### DATA UNDER STUDY
---+---
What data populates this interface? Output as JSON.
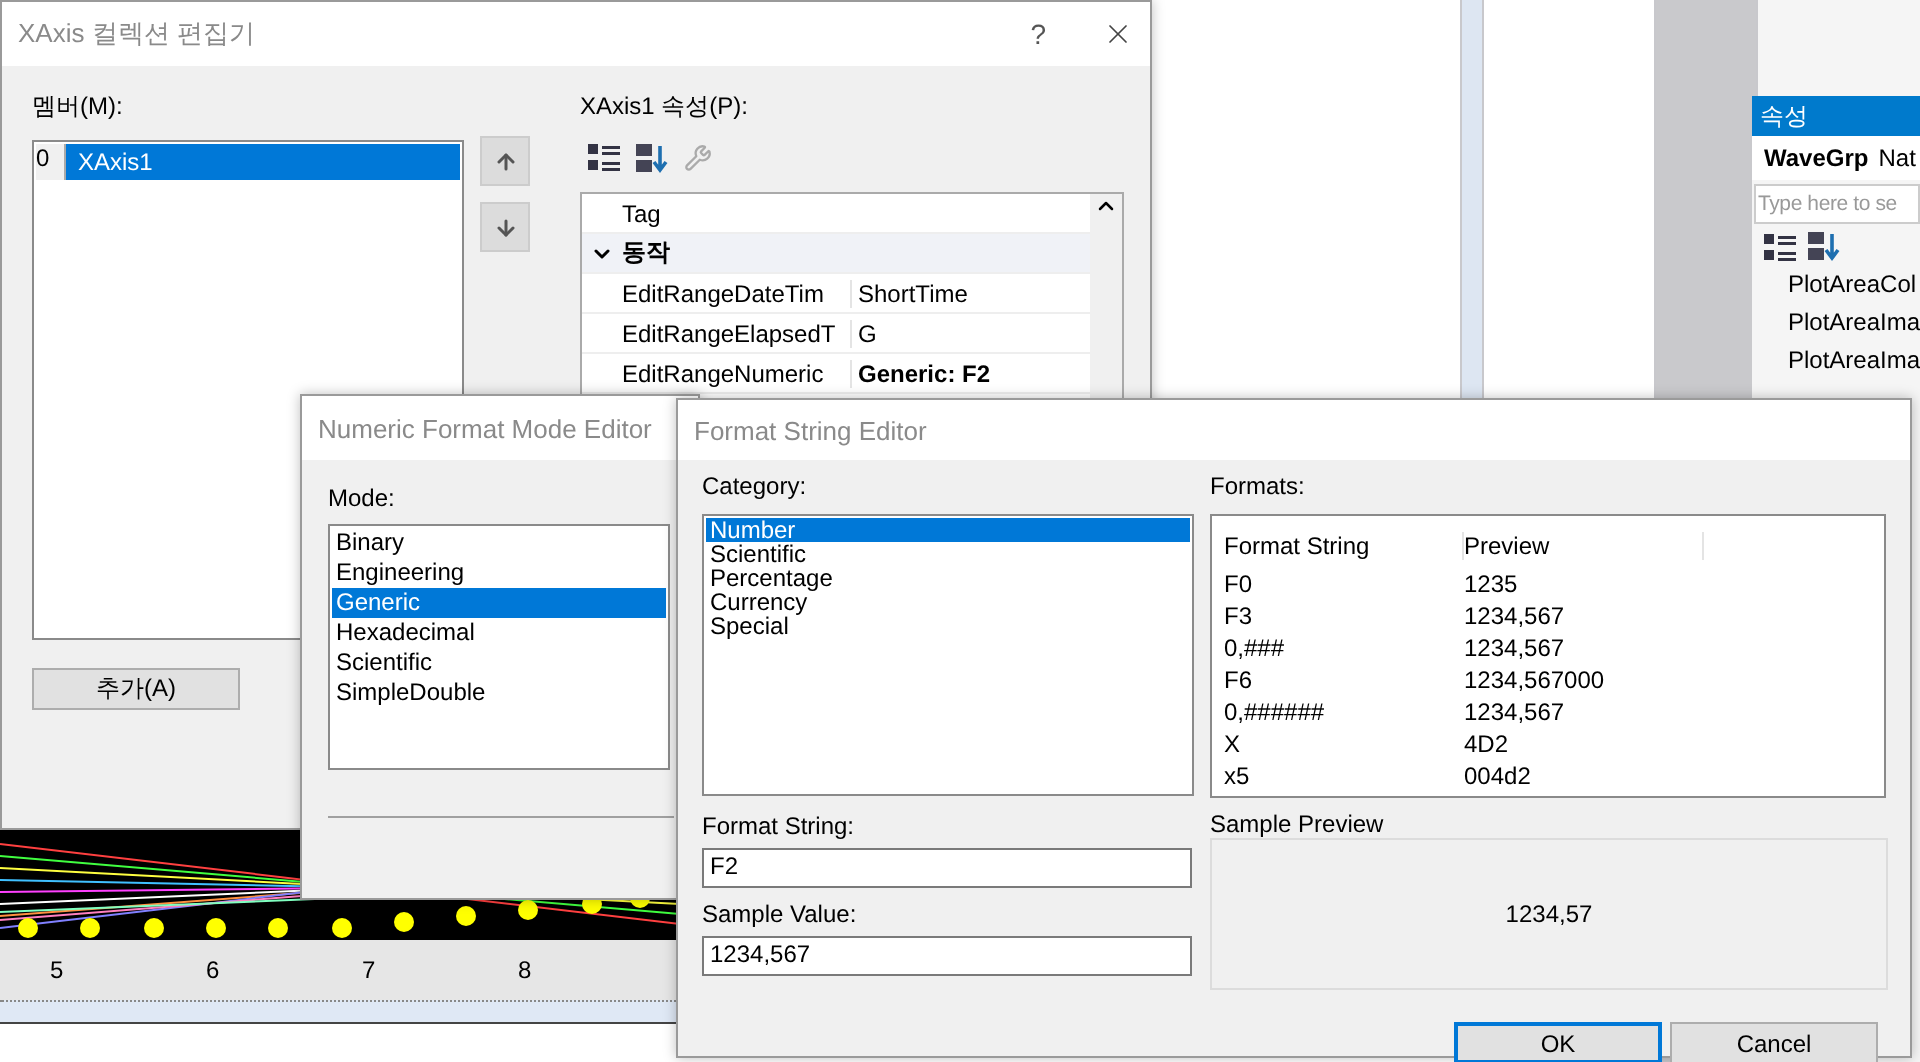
{
  "collection_editor": {
    "title": "XAxis 컬렉션 편집기",
    "help": "?",
    "members_label": "멤버(M):",
    "members": [
      {
        "index": "0",
        "name": "XAxis1",
        "selected": true
      }
    ],
    "properties_label": "XAxis1 속성(P):",
    "property_rows": [
      {
        "kind": "property",
        "name": "Tag"
      },
      {
        "kind": "category",
        "name": "동작",
        "expanded": true
      },
      {
        "kind": "property",
        "name": "EditRangeDateTim",
        "value": "ShortTime",
        "bold": false
      },
      {
        "kind": "property",
        "name": "EditRangeElapsedT",
        "value": "G",
        "bold": false
      },
      {
        "kind": "property",
        "name": "EditRangeNumeric",
        "value": "Generic: F2",
        "bold": true
      }
    ],
    "add_button": "추가(A)"
  },
  "numeric_mode_editor": {
    "title": "Numeric Format Mode Editor",
    "mode_label": "Mode:",
    "modes": [
      {
        "label": "Binary",
        "selected": false
      },
      {
        "label": "Engineering",
        "selected": false
      },
      {
        "label": "Generic",
        "selected": true
      },
      {
        "label": "Hexadecimal",
        "selected": false
      },
      {
        "label": "Scientific",
        "selected": false
      },
      {
        "label": "SimpleDouble",
        "selected": false
      }
    ]
  },
  "format_string_editor": {
    "title": "Format String Editor",
    "category_label": "Category:",
    "categories": [
      {
        "label": "Number",
        "selected": true
      },
      {
        "label": "Scientific",
        "selected": false
      },
      {
        "label": "Percentage",
        "selected": false
      },
      {
        "label": "Currency",
        "selected": false
      },
      {
        "label": "Special",
        "selected": false
      }
    ],
    "formats_label": "Formats:",
    "formats_columns": [
      "Format String",
      "Preview"
    ],
    "formats": [
      {
        "format": "F0",
        "preview": "1235"
      },
      {
        "format": "F3",
        "preview": "1234,567"
      },
      {
        "format": "0,###",
        "preview": "1234,567"
      },
      {
        "format": "F6",
        "preview": "1234,567000"
      },
      {
        "format": "0,######",
        "preview": "1234,567"
      },
      {
        "format": "X",
        "preview": "4D2"
      },
      {
        "format": "x5",
        "preview": "004d2"
      }
    ],
    "format_string_label": "Format String:",
    "format_string": "F2",
    "sample_value_label": "Sample Value:",
    "sample_value": "1234,567",
    "sample_preview_label": "Sample Preview",
    "sample_preview": "1234,57",
    "buttons": [
      {
        "label": "OK",
        "default": true
      },
      {
        "label": "Cancel",
        "default": false
      }
    ]
  },
  "properties_panel": {
    "title": "속성",
    "object": "WaveGrp",
    "object_type": "Nat",
    "search_placeholder": "Type here to se",
    "rows": [
      "PlotAreaCol",
      "PlotAreaIma",
      "PlotAreaIma"
    ]
  },
  "chart": {
    "x_labels": [
      "5",
      "6",
      "7",
      "8"
    ]
  }
}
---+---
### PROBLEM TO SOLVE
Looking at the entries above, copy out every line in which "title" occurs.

### WRITTEN RESPONSE
    "title": "XAxis 컬렉션 편집기",
    "title": "Numeric Format Mode Editor",
    "title": "Format String Editor",
    "title": "속성",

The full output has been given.